·         Conducting interdiction, patrol and escort operations in coastal, lake, and riverine areas;
·         Boarding of suspicious ships to counter criminal and illegal activities at sea; 
·         Combating poaching and smuggling;
·         Operational diving and salvage operations;
·         Augmentation of land forces;
·         Beachhead operations;
·         Spotting duties for naval gunfire support;
·         Specialised boats crews for combat and combat support ships on deployment; and
·         Force protection of vessels when in harbour or approaches during deployment.
“This is quite something. It is not small in that regard,” Petersen says.
Navy chief director maritime strategy Rear Admiral Bernard Teuteberg has said the unit`s personnel structure will be mirrored in the Navy Reserve. However, the informal view aboard the Drakensberg after the demonstration was that this force level is too small and that a RFD of at least four companies and a correspondingly larger OBD is needed. “What we have now should just be a beginning,” one officer said.
MRS v Marines
South Africa has to date, established and disbanded two Marine Corps. The first, existing from 1951 to 1955, was optimised for coast and anti-aircraft defence. Some Marines served aboard naval vessels in the manner of the Royal Marines` ships detachments.
When their static coast defence guns were declared obsolete, the Corps was disbanded. It bears saying that this need not have been the case. Sweden and Norway still maintain static coastal defences, including forts, guns and torpedo and missile batteries. Switzerland also still has fortress artillery, equipped with modern guns and mortars.

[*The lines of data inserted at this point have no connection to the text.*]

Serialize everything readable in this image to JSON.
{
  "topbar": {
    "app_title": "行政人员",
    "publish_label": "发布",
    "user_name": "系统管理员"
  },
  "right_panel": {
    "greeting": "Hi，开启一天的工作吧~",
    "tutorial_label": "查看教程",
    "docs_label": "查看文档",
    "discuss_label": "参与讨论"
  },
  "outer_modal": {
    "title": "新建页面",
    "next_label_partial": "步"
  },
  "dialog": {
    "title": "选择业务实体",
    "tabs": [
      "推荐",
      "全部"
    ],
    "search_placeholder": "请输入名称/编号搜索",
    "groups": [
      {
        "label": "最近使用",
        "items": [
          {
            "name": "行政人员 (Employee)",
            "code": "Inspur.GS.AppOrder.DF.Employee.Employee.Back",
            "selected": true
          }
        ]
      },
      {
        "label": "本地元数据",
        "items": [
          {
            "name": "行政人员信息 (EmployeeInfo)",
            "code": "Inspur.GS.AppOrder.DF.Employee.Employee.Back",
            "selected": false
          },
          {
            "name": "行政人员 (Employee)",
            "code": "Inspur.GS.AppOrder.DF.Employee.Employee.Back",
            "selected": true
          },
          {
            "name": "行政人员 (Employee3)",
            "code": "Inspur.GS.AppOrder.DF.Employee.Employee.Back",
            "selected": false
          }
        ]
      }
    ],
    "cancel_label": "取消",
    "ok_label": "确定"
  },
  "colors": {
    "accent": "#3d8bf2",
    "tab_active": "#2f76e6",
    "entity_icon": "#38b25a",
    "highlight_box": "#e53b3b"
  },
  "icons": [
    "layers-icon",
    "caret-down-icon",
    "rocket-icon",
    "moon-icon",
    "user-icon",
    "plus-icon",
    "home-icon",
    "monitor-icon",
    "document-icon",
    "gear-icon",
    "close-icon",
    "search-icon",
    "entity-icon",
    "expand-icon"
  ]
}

A second Corps was established in 1979 to take for the Navy a greater role in the counterinsurgency campaigns then raging across southern Africa. It was optimised as light infantry and eventually grew to a brigade in size. The Marine Corps for many years maintained a base at Wenela in Namibia`s Caprivi Strip from which it patrolled the Zambezi River. It also conducted urban counterinsurgency operations in South African townships. As the name behove, the Corps could also conduct conventional amphibious undertakings, most notably landing a reinforced battalion at Walvis Bay during Exercise Magersfontein in 1987. This Corps, however, fell victim to budget cuts in 1990 and was also disbanded.   

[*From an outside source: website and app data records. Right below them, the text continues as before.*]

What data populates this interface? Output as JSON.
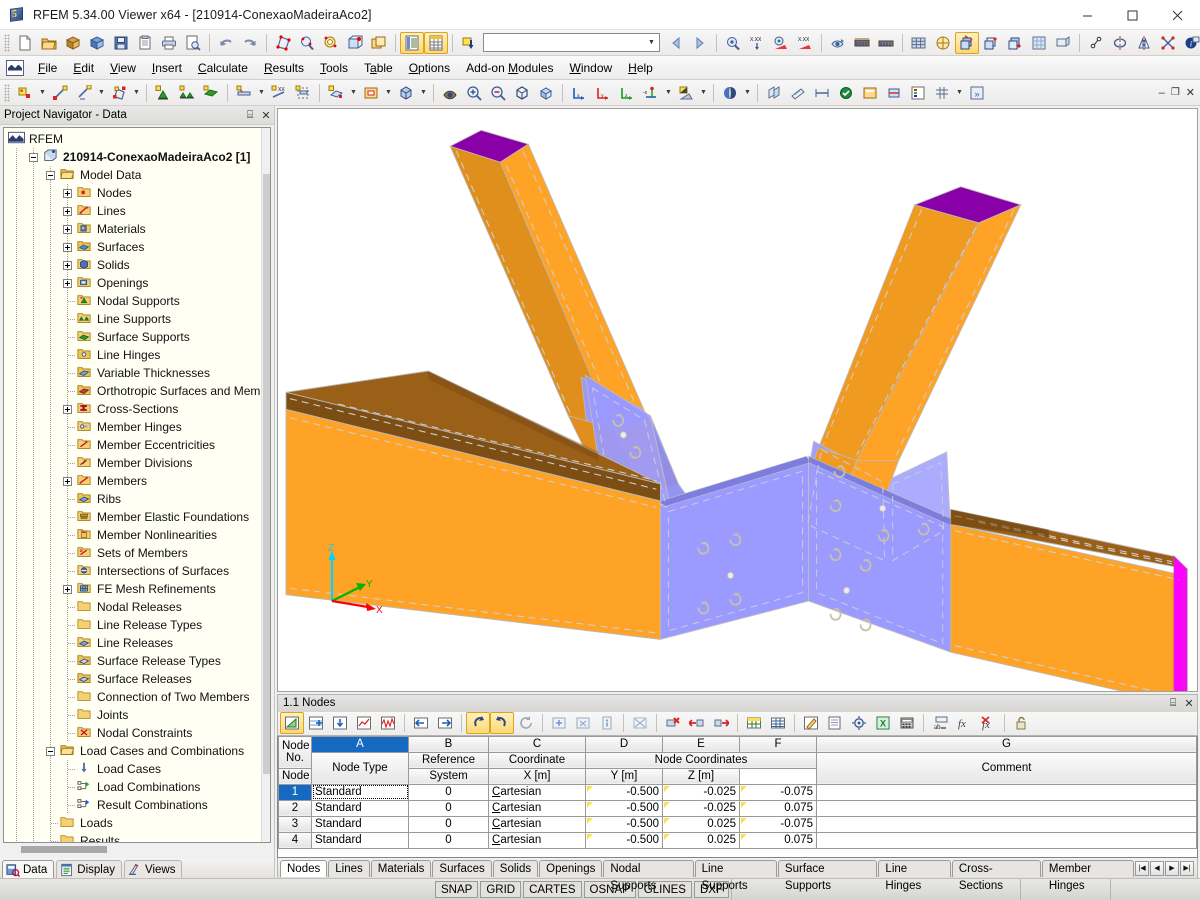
{
  "window": {
    "title": "RFEM 5.34.00 Viewer x64 - [210914-ConexaoMadeiraAco2]",
    "app_icon": "rfem-cube-icon",
    "minimize": "–",
    "maximize": "▫",
    "close": "✕"
  },
  "menubar": {
    "logo": "rfem-logo-icon",
    "items": [
      {
        "label": "File",
        "accel": "F"
      },
      {
        "label": "Edit",
        "accel": "E"
      },
      {
        "label": "View",
        "accel": "V"
      },
      {
        "label": "Insert",
        "accel": "I"
      },
      {
        "label": "Calculate",
        "accel": "C"
      },
      {
        "label": "Results",
        "accel": "R"
      },
      {
        "label": "Tools",
        "accel": "T"
      },
      {
        "label": "Table",
        "accel": "a"
      },
      {
        "label": "Options",
        "accel": "O"
      },
      {
        "label": "Add-on Modules",
        "accel": "M"
      },
      {
        "label": "Window",
        "accel": "W"
      },
      {
        "label": "Help",
        "accel": "H"
      }
    ]
  },
  "toolbar_main": {
    "buttons": [
      "new-file-icon",
      "open-file-icon",
      "open-package-icon",
      "save-package-icon",
      "save-icon",
      "copy-icon",
      "print-icon",
      "print-preview-icon",
      "undo-icon",
      "redo-icon",
      "select-by-rectangle-icon",
      "zoom-select-icon",
      "zoom-circle-icon",
      "select-special-icon",
      "new-window-icon",
      "display-navigator-icon",
      "table-view-icon",
      "load-case-insert-icon"
    ],
    "load_case_combo": {
      "value": "",
      "placeholder": "",
      "dropdown_icon": "chevron-down-icon"
    },
    "nav_prev": "prev-icon",
    "nav_next": "next-icon",
    "result_buttons": [
      "results-on-icon",
      "value-x-xx-icon",
      "results-surfaces-icon",
      "value-label-icon"
    ],
    "tail_buttons": [
      "printout-report-icon",
      "calculate-icon",
      "calculate-all-icon",
      "render-icon",
      "wireframe-icon",
      "solid-model-icon",
      "transparent-icon",
      "mesh-icon",
      "numbering-icon",
      "snap-icon",
      "rotate-icon",
      "mirror-icon",
      "cross-icon",
      "info-icon",
      "clipboard-icon",
      "screenshot-icon"
    ]
  },
  "toolbar_insert": {
    "buttons": [
      "new-node-icon",
      "new-line-icon",
      "new-dim-line-icon",
      "new-polyline-icon",
      "nodal-support-icon",
      "line-support-icon",
      "surface-support-icon",
      "member-icon",
      "member-xx-icon",
      "member-set-icon",
      "new-surface-icon",
      "new-opening-icon",
      "new-solid-icon",
      "view-scene-icon",
      "zoom-in-icon",
      "zoom-out-icon",
      "box-zoom-icon",
      "pan-icon",
      "view-x-icon",
      "view-y-icon",
      "view-z-icon",
      "view-minus-x-icon",
      "shading-icon",
      "render-quality-icon",
      "print-preview-2-icon"
    ]
  },
  "navigator": {
    "caption": "Project Navigator - Data",
    "pin_icon": "pin-icon",
    "close_icon": "close-icon",
    "tree": [
      {
        "label": "RFEM",
        "indent": 0,
        "icon": "rfem-root-icon",
        "expander": "none",
        "bold": false
      },
      {
        "label": "210914-ConexaoMadeiraAco2 [1]",
        "indent": 1,
        "icon": "model-icon",
        "expander": "minus",
        "bold": true
      },
      {
        "label": "Model Data",
        "indent": 2,
        "icon": "folder-open-icon",
        "expander": "minus",
        "bold": false
      },
      {
        "label": "Nodes",
        "indent": 3,
        "icon": "nodes-icon",
        "expander": "plus",
        "bold": false
      },
      {
        "label": "Lines",
        "indent": 3,
        "icon": "lines-icon",
        "expander": "plus",
        "bold": false
      },
      {
        "label": "Materials",
        "indent": 3,
        "icon": "materials-icon",
        "expander": "plus",
        "bold": false
      },
      {
        "label": "Surfaces",
        "indent": 3,
        "icon": "surfaces-icon",
        "expander": "plus",
        "bold": false
      },
      {
        "label": "Solids",
        "indent": 3,
        "icon": "solids-icon",
        "expander": "plus",
        "bold": false
      },
      {
        "label": "Openings",
        "indent": 3,
        "icon": "openings-icon",
        "expander": "plus",
        "bold": false
      },
      {
        "label": "Nodal Supports",
        "indent": 3,
        "icon": "nodal-supports-icon",
        "expander": "none",
        "bold": false
      },
      {
        "label": "Line Supports",
        "indent": 3,
        "icon": "line-supports-icon",
        "expander": "none",
        "bold": false
      },
      {
        "label": "Surface Supports",
        "indent": 3,
        "icon": "surface-supports-icon",
        "expander": "none",
        "bold": false
      },
      {
        "label": "Line Hinges",
        "indent": 3,
        "icon": "line-hinges-icon",
        "expander": "none",
        "bold": false
      },
      {
        "label": "Variable Thicknesses",
        "indent": 3,
        "icon": "variable-thickness-icon",
        "expander": "none",
        "bold": false
      },
      {
        "label": "Orthotropic Surfaces and Memb",
        "indent": 3,
        "icon": "orthotropic-icon",
        "expander": "none",
        "bold": false
      },
      {
        "label": "Cross-Sections",
        "indent": 3,
        "icon": "cross-sections-icon",
        "expander": "plus",
        "bold": false
      },
      {
        "label": "Member Hinges",
        "indent": 3,
        "icon": "member-hinges-icon",
        "expander": "none",
        "bold": false
      },
      {
        "label": "Member Eccentricities",
        "indent": 3,
        "icon": "member-eccentricities-icon",
        "expander": "none",
        "bold": false
      },
      {
        "label": "Member Divisions",
        "indent": 3,
        "icon": "member-divisions-icon",
        "expander": "none",
        "bold": false
      },
      {
        "label": "Members",
        "indent": 3,
        "icon": "members-icon",
        "expander": "plus",
        "bold": false
      },
      {
        "label": "Ribs",
        "indent": 3,
        "icon": "ribs-icon",
        "expander": "none",
        "bold": false
      },
      {
        "label": "Member Elastic Foundations",
        "indent": 3,
        "icon": "member-elastic-foundations-icon",
        "expander": "none",
        "bold": false
      },
      {
        "label": "Member Nonlinearities",
        "indent": 3,
        "icon": "member-nonlinearities-icon",
        "expander": "none",
        "bold": false
      },
      {
        "label": "Sets of Members",
        "indent": 3,
        "icon": "sets-of-members-icon",
        "expander": "none",
        "bold": false
      },
      {
        "label": "Intersections of Surfaces",
        "indent": 3,
        "icon": "intersections-icon",
        "expander": "none",
        "bold": false
      },
      {
        "label": "FE Mesh Refinements",
        "indent": 3,
        "icon": "fe-mesh-refinements-icon",
        "expander": "plus",
        "bold": false
      },
      {
        "label": "Nodal Releases",
        "indent": 3,
        "icon": "folder-icon",
        "expander": "none",
        "bold": false
      },
      {
        "label": "Line Release Types",
        "indent": 3,
        "icon": "folder-icon",
        "expander": "none",
        "bold": false
      },
      {
        "label": "Line Releases",
        "indent": 3,
        "icon": "line-releases-icon",
        "expander": "none",
        "bold": false
      },
      {
        "label": "Surface Release Types",
        "indent": 3,
        "icon": "surface-release-types-icon",
        "expander": "none",
        "bold": false
      },
      {
        "label": "Surface Releases",
        "indent": 3,
        "icon": "surface-releases-icon",
        "expander": "none",
        "bold": false
      },
      {
        "label": "Connection of Two Members",
        "indent": 3,
        "icon": "folder-icon",
        "expander": "none",
        "bold": false
      },
      {
        "label": "Joints",
        "indent": 3,
        "icon": "folder-icon",
        "expander": "none",
        "bold": false
      },
      {
        "label": "Nodal Constraints",
        "indent": 3,
        "icon": "nodal-constraints-icon",
        "expander": "none",
        "bold": false
      },
      {
        "label": "Load Cases and Combinations",
        "indent": 2,
        "icon": "folder-open-icon",
        "expander": "minus",
        "bold": false
      },
      {
        "label": "Load Cases",
        "indent": 3,
        "icon": "load-cases-icon",
        "expander": "none",
        "bold": false
      },
      {
        "label": "Load Combinations",
        "indent": 3,
        "icon": "load-combinations-icon",
        "expander": "none",
        "bold": false
      },
      {
        "label": "Result Combinations",
        "indent": 3,
        "icon": "result-combinations-icon",
        "expander": "none",
        "bold": false
      },
      {
        "label": "Loads",
        "indent": 2,
        "icon": "folder-icon",
        "expander": "none",
        "bold": false
      },
      {
        "label": "Results",
        "indent": 2,
        "icon": "folder-icon",
        "expander": "none",
        "bold": false
      }
    ],
    "tabs": [
      {
        "label": "Data",
        "icon": "data-icon",
        "active": true
      },
      {
        "label": "Display",
        "icon": "display-icon",
        "active": false
      },
      {
        "label": "Views",
        "icon": "views-icon",
        "active": false
      }
    ]
  },
  "viewport": {
    "axis": {
      "x": "X",
      "y": "Y",
      "z": "Z",
      "x_color": "#ff0000",
      "y_color": "#00b400",
      "z_color": "#00d2ff"
    },
    "model_colors": {
      "timber": "#ffa326",
      "timber_shade": "#a06418",
      "steel_plate": "#9a9aff",
      "end_purple": "#8000a0",
      "end_magenta": "#ff00ff",
      "background": "#ffffff",
      "edge": "#b9b9b9"
    }
  },
  "table": {
    "caption": "1.1 Nodes",
    "pin_icon": "pin-icon",
    "close_icon": "close-icon",
    "toolbar": [
      "table-edit-icon",
      "table-insert-row-icon",
      "table-import-icon",
      "table-chart-icon",
      "table-diagram-icon",
      "prev-table-icon",
      "next-table-icon",
      "undo-table-icon",
      "redo-table-icon",
      "refresh-icon",
      "add-row-icon",
      "remove-row-icon",
      "info-row-icon",
      "delete-all-icon",
      "delete-row-icon",
      "insert-left-icon",
      "insert-right-icon",
      "color-table-icon",
      "grid-lines-icon",
      "edit-pen-icon",
      "print-table-icon",
      "settings-icon",
      "excel-icon",
      "calculator-icon",
      "ab-icon",
      "fx-icon",
      "fx-del-icon",
      "lock-icon"
    ],
    "columns": [
      {
        "letter": "A",
        "selected": true
      },
      {
        "letter": "B",
        "selected": false
      },
      {
        "letter": "C",
        "selected": false
      },
      {
        "letter": "D",
        "selected": false
      },
      {
        "letter": "E",
        "selected": false
      },
      {
        "letter": "F",
        "selected": false
      },
      {
        "letter": "G",
        "selected": false
      }
    ],
    "group_header": "Node Coordinates",
    "headers": {
      "node_no_1": "Node",
      "node_no_2": "No.",
      "node_type": "Node Type",
      "reference_node_1": "Reference",
      "reference_node_2": "Node",
      "coord_system_1": "Coordinate",
      "coord_system_2": "System",
      "x": "X [m]",
      "y": "Y [m]",
      "z": "Z [m]",
      "comment": "Comment"
    },
    "rows": [
      {
        "no": "1",
        "type": "Standard",
        "ref": "0",
        "cs": "Cartesian",
        "x": "-0.500",
        "y": "-0.025",
        "z": "-0.075",
        "comment": "",
        "selected": true
      },
      {
        "no": "2",
        "type": "Standard",
        "ref": "0",
        "cs": "Cartesian",
        "x": "-0.500",
        "y": "-0.025",
        "z": "0.075",
        "comment": "",
        "selected": false
      },
      {
        "no": "3",
        "type": "Standard",
        "ref": "0",
        "cs": "Cartesian",
        "x": "-0.500",
        "y": "0.025",
        "z": "-0.075",
        "comment": "",
        "selected": false
      },
      {
        "no": "4",
        "type": "Standard",
        "ref": "0",
        "cs": "Cartesian",
        "x": "-0.500",
        "y": "0.025",
        "z": "0.075",
        "comment": "",
        "selected": false
      }
    ],
    "tabs": [
      {
        "label": "Nodes",
        "active": true
      },
      {
        "label": "Lines",
        "active": false
      },
      {
        "label": "Materials",
        "active": false
      },
      {
        "label": "Surfaces",
        "active": false
      },
      {
        "label": "Solids",
        "active": false
      },
      {
        "label": "Openings",
        "active": false
      },
      {
        "label": "Nodal Supports",
        "active": false
      },
      {
        "label": "Line Supports",
        "active": false
      },
      {
        "label": "Surface Supports",
        "active": false
      },
      {
        "label": "Line Hinges",
        "active": false
      },
      {
        "label": "Cross-Sections",
        "active": false
      },
      {
        "label": "Member Hinges",
        "active": false
      }
    ],
    "nav_buttons": [
      "first-record-icon",
      "prev-record-icon",
      "next-record-icon",
      "last-record-icon"
    ]
  },
  "statusbar": {
    "modes": [
      "SNAP",
      "GRID",
      "CARTES",
      "OSNAP",
      "GLINES",
      "DXF"
    ]
  }
}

Petersen, who had been a Marine company commander earlier in his naval career, says the mandate of the MRS “is vastly superior to that of the old Marines.”
“Never before have sailors been exposed to training of this nature when we talk about infantry and seamanship training. I`m an old Marine, so I`m a seasoned infantryman. I spent a year at the Infantry School doing all the courses, then a Marine company commander, then went on to command a ship (SAS Umzimkulu, a minehunter).
“So what you have in me is exactly what you will have in the MRS, a seasoned infantrymen and sailor in one.
“You`re looking at a highly skilled person that does boarding operations, beachhead operations, interdiction, a multitude of other tasks that has not been given to anybody in one package. So yes, you are looking at the MRS becoming a specialised group.”